For Isheyla Elena Ariza, the body-shaming started in middle school.

At her predominantly white school in California, “I was a part of a small minority group of Latinos, and a lot of us looked different,” Ariza told Vox. “We weren’t petite, you know, didn’t have blonde, straight hair.”

Ariza was bullied again and again over her curly hair, her skin tone, and her weight. “I’d get called ‘elephant,’” she said. One year, “there was a rumor that went around that I was pregnant, but I was just chunky.”

Soon Ariza started skipping meals and taking diet pills. Sometimes she’d go days without eating. “I was so focused on how heavy I was, and I wanted to change that because I wanted to be like other girls,” she said.

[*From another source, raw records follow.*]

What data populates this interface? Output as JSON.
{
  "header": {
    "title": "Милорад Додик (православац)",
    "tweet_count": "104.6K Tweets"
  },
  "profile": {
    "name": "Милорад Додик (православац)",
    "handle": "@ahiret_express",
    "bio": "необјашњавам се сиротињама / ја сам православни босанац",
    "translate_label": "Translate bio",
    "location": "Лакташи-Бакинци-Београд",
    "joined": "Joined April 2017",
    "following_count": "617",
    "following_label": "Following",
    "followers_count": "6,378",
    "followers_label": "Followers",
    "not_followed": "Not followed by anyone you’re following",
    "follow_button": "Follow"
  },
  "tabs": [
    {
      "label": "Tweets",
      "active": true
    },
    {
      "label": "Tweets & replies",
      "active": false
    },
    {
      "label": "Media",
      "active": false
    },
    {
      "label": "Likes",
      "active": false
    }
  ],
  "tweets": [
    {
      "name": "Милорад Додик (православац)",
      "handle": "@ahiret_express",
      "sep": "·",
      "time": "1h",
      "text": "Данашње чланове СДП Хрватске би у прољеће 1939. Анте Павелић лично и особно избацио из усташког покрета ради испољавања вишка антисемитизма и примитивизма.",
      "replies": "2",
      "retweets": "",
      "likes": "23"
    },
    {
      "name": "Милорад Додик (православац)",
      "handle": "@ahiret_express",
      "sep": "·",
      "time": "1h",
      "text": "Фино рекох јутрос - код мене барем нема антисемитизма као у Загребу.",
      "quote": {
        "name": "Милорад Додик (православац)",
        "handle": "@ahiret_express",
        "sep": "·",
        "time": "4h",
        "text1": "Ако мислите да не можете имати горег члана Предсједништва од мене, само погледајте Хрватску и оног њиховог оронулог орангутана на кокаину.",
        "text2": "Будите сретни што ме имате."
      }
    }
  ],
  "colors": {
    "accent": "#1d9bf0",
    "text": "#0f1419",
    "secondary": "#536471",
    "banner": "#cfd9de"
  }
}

Ariza is 21 now, solidly part of Generation Z, a group that’s supposedly growing up in a better environment for body image than generations past. Today’s teenagers and 20-somethings can follow influencers and writers like Gabi Gregg and Aubrey Gordon who dismantle fatphobia and show what it’s like to be confident and joyful at a variety of sizes. Popular brands like American Eagle offer sizes 24 and beyond, advertised by models and activists like Saaneah Jamison. Once a radical movement, the term “body positivity” is now mainstream, espoused by celebrities like Kim Kardashian and Jameela Jamil. With a little curation, you can fill up your Instagram feed with messages of self-love and health at every size.

But as Ariza’s experience makes abundantly clear, bullying over weight and appearance is far from a thing of the past. In some ways, it might be worse now: The sheer number of images young people have to deal with every day has multiplied a thousandfold, and those images are often manipulated with Photoshop or filters that create a homogeneous appearance that’s unattainable for many people. “They manipulate your features to become Eurocentricized,” Reanna A. Shanti Bhagwandeen, a freshman at Bates College, told Vox. “It gets rid of, I guess, me.”

Meanwhile, many young people today say the term “body positivity” has been coopted by thin, white, or light-skinned celebrities and influencers — the same people whose looks have been held up as the beauty ideal for generations. What’s more, some of those influencers celebrate features once stereotypically associated with Black women, like full lips, even as Black women themselves remain discriminated against for their appearance.

Given all this, perhaps it’s no wonder that Instagram apparently makes body image issues worse for one in three teen girls, according to Facebook’s internal research. Or that eating disorders, far from disappearing with the advent of body positivity discourse, are actually on the rise.

Read the rest of this article at: Vox

P.S. previous articles & more by P.F.M.